Autodesk Softimage 2015
First, let me say that this is the final release of Autodesk Softimage. From now on the company will be focusing more on its 3D tools. So from this vantage point, I am only making note of the updated features for this release.
Softimage extends the capabilities of existing content creation pipelines for television, games, and film projects. Softimage is a high-performance 3D character animation and visual effects application that helps artists and technical directors working with visual effects, post production, and 3D game development get more out of their development.
So what is new with Softimage 2015?
• Alembic caching lets you read and write the Alembic computer graphics format so you can extract complex animated and simulated data into application-independent baked geometry.
• ICE performance and usability have been improved and will help you to create large-scale procedural effects more efficiently and in less time, with improvements in speed, ease of use, and in general the ability to create complex and more detailed effects.
• Access to new mental ray functionality that has gone unexposed until this version will let you activate functions in the NVIDIA mental ray renderer. You will also have access to Light Importance Sampling and Native Image Based Lighting.

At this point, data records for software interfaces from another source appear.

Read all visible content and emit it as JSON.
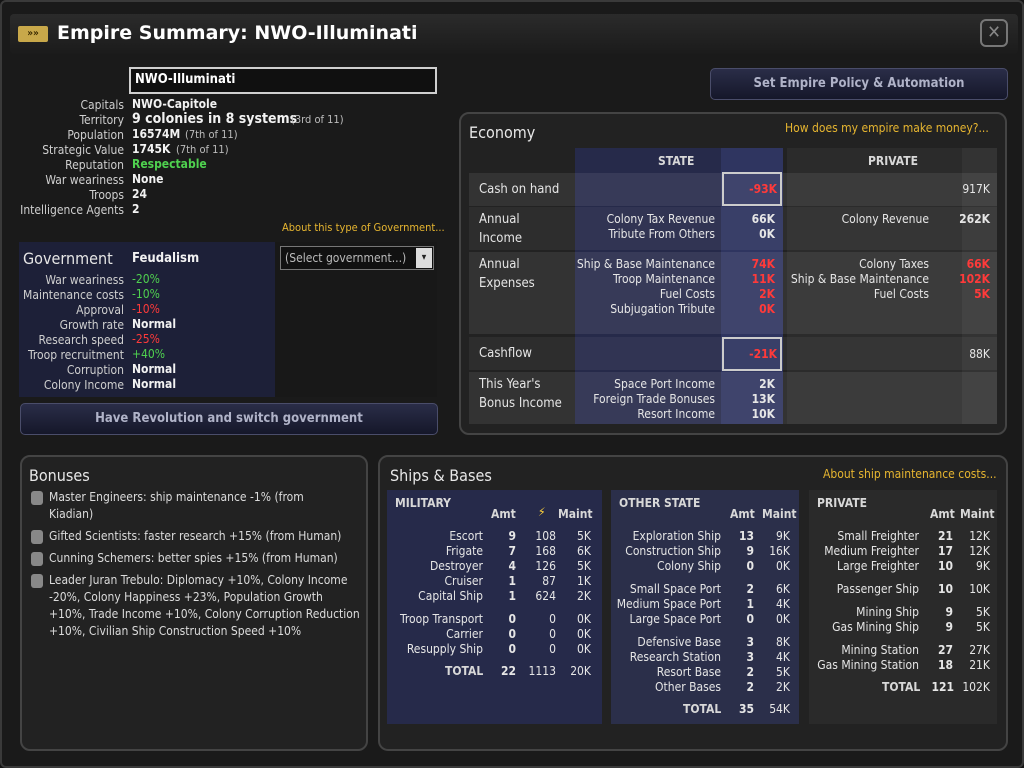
{
  "window": {
    "title": "Empire Summary: NWO-Illuminati",
    "close_symbol": "✕",
    "tag_symbol": "»»"
  },
  "empire_name": "NWO-Illuminati",
  "policy_button": "Set Empire Policy & Automation",
  "stats": {
    "capitals_label": "Capitals",
    "capitals": "NWO-Capitole",
    "territory_label": "Territory",
    "territory": "9 colonies in 8 systems",
    "territory_rank": "(3rd of 11)",
    "population_label": "Population",
    "population": "16574M",
    "population_rank": "(7th of 11)",
    "strategic_label": "Strategic Value",
    "strategic": "1745K",
    "strategic_rank": "(7th of 11)",
    "reputation_label": "Reputation",
    "reputation": "Respectable",
    "war_label": "War weariness",
    "war": "None",
    "troops_label": "Troops",
    "troops": "24",
    "agents_label": "Intelligence Agents",
    "agents": "2"
  },
  "gov_link": "About this type of Government...",
  "government": {
    "title": "Government",
    "type": "Feudalism",
    "select_placeholder": "(Select government...)",
    "rows": [
      {
        "label": "War weariness",
        "value": "-20%",
        "tone": "green"
      },
      {
        "label": "Maintenance costs",
        "value": "-10%",
        "tone": "green"
      },
      {
        "label": "Approval",
        "value": "-10%",
        "tone": "red"
      },
      {
        "label": "Growth rate",
        "value": "Normal",
        "tone": "normal"
      },
      {
        "label": "Research speed",
        "value": "-25%",
        "tone": "red"
      },
      {
        "label": "Troop recruitment",
        "value": "+40%",
        "tone": "green"
      },
      {
        "label": "Corruption",
        "value": "Normal",
        "tone": "normal"
      },
      {
        "label": "Colony Income",
        "value": "Normal",
        "tone": "normal"
      }
    ],
    "revolution_button": "Have Revolution and switch government"
  },
  "economy": {
    "title": "Economy",
    "help_link": "How does my empire make money?...",
    "state_header": "STATE",
    "private_header": "PRIVATE",
    "cash_label": "Cash on hand",
    "cash_state": "-93K",
    "cash_private": "917K",
    "income_label_1": "Annual",
    "income_label_2": "Income",
    "income_state": [
      {
        "label": "Colony Tax Revenue",
        "value": "66K"
      },
      {
        "label": "Tribute From Others",
        "value": "0K"
      }
    ],
    "income_private": [
      {
        "label": "Colony Revenue",
        "value": "262K"
      }
    ],
    "expense_label_1": "Annual",
    "expense_label_2": "Expenses",
    "expense_state": [
      {
        "label": "Ship & Base Maintenance",
        "value": "74K"
      },
      {
        "label": "Troop Maintenance",
        "value": "11K"
      },
      {
        "label": "Fuel Costs",
        "value": "2K"
      },
      {
        "label": "Subjugation Tribute",
        "value": "0K"
      }
    ],
    "expense_private": [
      {
        "label": "Colony Taxes",
        "value": "66K"
      },
      {
        "label": "Ship & Base Maintenance",
        "value": "102K"
      },
      {
        "label": "Fuel Costs",
        "value": "5K"
      }
    ],
    "cashflow_label": "Cashflow",
    "cashflow_state": "-21K",
    "cashflow_private": "88K",
    "bonus_label_1": "This Year's",
    "bonus_label_2": "Bonus Income",
    "bonus_state": [
      {
        "label": "Space Port Income",
        "value": "2K"
      },
      {
        "label": "Foreign Trade Bonuses",
        "value": "13K"
      },
      {
        "label": "Resort Income",
        "value": "10K"
      }
    ]
  },
  "bonuses": {
    "title": "Bonuses",
    "items": [
      {
        "line1": "Master Engineers: ship maintenance -1% (from",
        "line2": "Kiadian)"
      },
      {
        "line1": "Gifted Scientists: faster research +15% (from Human)"
      },
      {
        "line1": "Cunning Schemers: better spies +15% (from Human)"
      },
      {
        "line1": "Leader Juran Trebulo: Diplomacy +10%, Colony Income",
        "line2": "-20%, Colony Happiness +23%, Population Growth",
        "line3": "+10%, Trade Income +10%, Colony Corruption Reduction",
        "line4": "+10%, Civilian Ship Construction Speed +10%"
      }
    ]
  },
  "ships": {
    "title": "Ships & Bases",
    "link": "About ship maintenance costs...",
    "military": {
      "title": "MILITARY",
      "amt": "Amt",
      "power": "⚡",
      "maint": "Maint",
      "rows": [
        {
          "name": "Escort",
          "amt": "9",
          "power": "108",
          "maint": "5K"
        },
        {
          "name": "Frigate",
          "amt": "7",
          "power": "168",
          "maint": "6K"
        },
        {
          "name": "Destroyer",
          "amt": "4",
          "power": "126",
          "maint": "5K"
        },
        {
          "name": "Cruiser",
          "amt": "1",
          "power": "87",
          "maint": "1K"
        },
        {
          "name": "Capital Ship",
          "amt": "1",
          "power": "624",
          "maint": "2K"
        },
        {
          "name": "Troop Transport",
          "amt": "0",
          "power": "0",
          "maint": "0K"
        },
        {
          "name": "Carrier",
          "amt": "0",
          "power": "0",
          "maint": "0K"
        },
        {
          "name": "Resupply Ship",
          "amt": "0",
          "power": "0",
          "maint": "0K"
        }
      ],
      "total_label": "TOTAL",
      "total_amt": "22",
      "total_power": "1113",
      "total_maint": "20K"
    },
    "other": {
      "title": "OTHER STATE",
      "amt": "Amt",
      "maint": "Maint",
      "rows": [
        {
          "name": "Exploration Ship",
          "amt": "13",
          "maint": "9K"
        },
        {
          "name": "Construction Ship",
          "amt": "9",
          "maint": "16K"
        },
        {
          "name": "Colony Ship",
          "amt": "0",
          "maint": "0K"
        },
        {
          "name": "Small Space Port",
          "amt": "2",
          "maint": "6K"
        },
        {
          "name": "Medium Space Port",
          "amt": "1",
          "maint": "4K"
        },
        {
          "name": "Large Space Port",
          "amt": "0",
          "maint": "0K"
        },
        {
          "name": "Defensive Base",
          "amt": "3",
          "maint": "8K"
        },
        {
          "name": "Research Station",
          "amt": "3",
          "maint": "4K"
        },
        {
          "name": "Resort Base",
          "amt": "2",
          "maint": "5K"
        },
        {
          "name": "Other Bases",
          "amt": "2",
          "maint": "2K"
        }
      ],
      "total_label": "TOTAL",
      "total_amt": "35",
      "total_maint": "54K"
    },
    "private": {
      "title": "PRIVATE",
      "amt": "Amt",
      "maint": "Maint",
      "rows": [
        {
          "name": "Small Freighter",
          "amt": "21",
          "maint": "12K"
        },
        {
          "name": "Medium Freighter",
          "amt": "17",
          "maint": "12K"
        },
        {
          "name": "Large Freighter",
          "amt": "10",
          "maint": "9K"
        },
        {
          "name": "Passenger Ship",
          "amt": "10",
          "maint": "10K"
        },
        {
          "name": "Mining Ship",
          "amt": "9",
          "maint": "5K"
        },
        {
          "name": "Gas Mining Ship",
          "amt": "9",
          "maint": "5K"
        },
        {
          "name": "Mining Station",
          "amt": "27",
          "maint": "27K"
        },
        {
          "name": "Gas Mining Station",
          "amt": "18",
          "maint": "21K"
        }
      ],
      "total_label": "TOTAL",
      "total_amt": "121",
      "total_maint": "102K"
    }
  }
}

• Progressive rendering in mental ray is also now supported. This allows you to adjust shaders and lighting more quickly without waiting for the full-quality render to be complete. This is accomplished through step-by-step rendering where each successive render refines the last.
• Single click cross-product CrowdFX workflows with MotionBuilder and Maya let you use CrowdFX simulations for a faster cross-product workflow. What this means is that character animations created in MotionBuilder can be imported into Softimage in a single step, making it easier to use them with the CrowdFX simulation feature. Then with a single step you can take the CrowdFX simulation into Maya 2015 for use with other scene elements.
MotionBuilder 2015 is what would really be considered an interim release. Many of the items here could have been added as fixes throughout the 2014 lifecycle, but this is not a bad thing. It does provide some fixes and improvements but there is nothing here that constitutes a must-have.
The changes in 3ds Max 2015 are primarily in foundational performance and functional improvements. While this release includes some nice additions, it is the UI that is much more responsive and really shines. 3ds Max as a whole seems much more stable and everything just feels more performance-oriented, which makes this a worthy upgrade.
While there is not a singular knock-your-socks-off feature, there are some very welcome additions. The new Select and Place tool is really nice in that it gives you the ability to quickly and easily position objects in your scene. It is great for beginners, but even seasoned pros will find it useful.
The Point Cloud looks like a nice addition, but Point Clouds can be pretty dense, which can limit interactivity within a scene, so at this point it is hard to tell the full usefulness. The Quad Chamfer is a welcome addition that will allow you to ensure that all chamfer edges result in better edits and smoother deformations.
The ShaderFX editor is really nice because prior to this version, you had to use an external application to generate and import shaders. Not only does this provide more efficiency, but it lets you review the results without having to export to a game engine. The Layer explorer is now much more efficient and useful. Now you have the ability to divide your scenes into layers and link your objects to create a hierarchy.
The main star in this part of the package is 3ds Max. The performance updates alone should be welcome to most users and the additional features make this a very worthy update. The updates to MotionBuilder also add weight to the update. For this reason, I think that this provides for a very solid update overall.
Next time I will look at Maya and Mudbox and see what they bring to the table. Until then, you can download a free trial and see for yourself.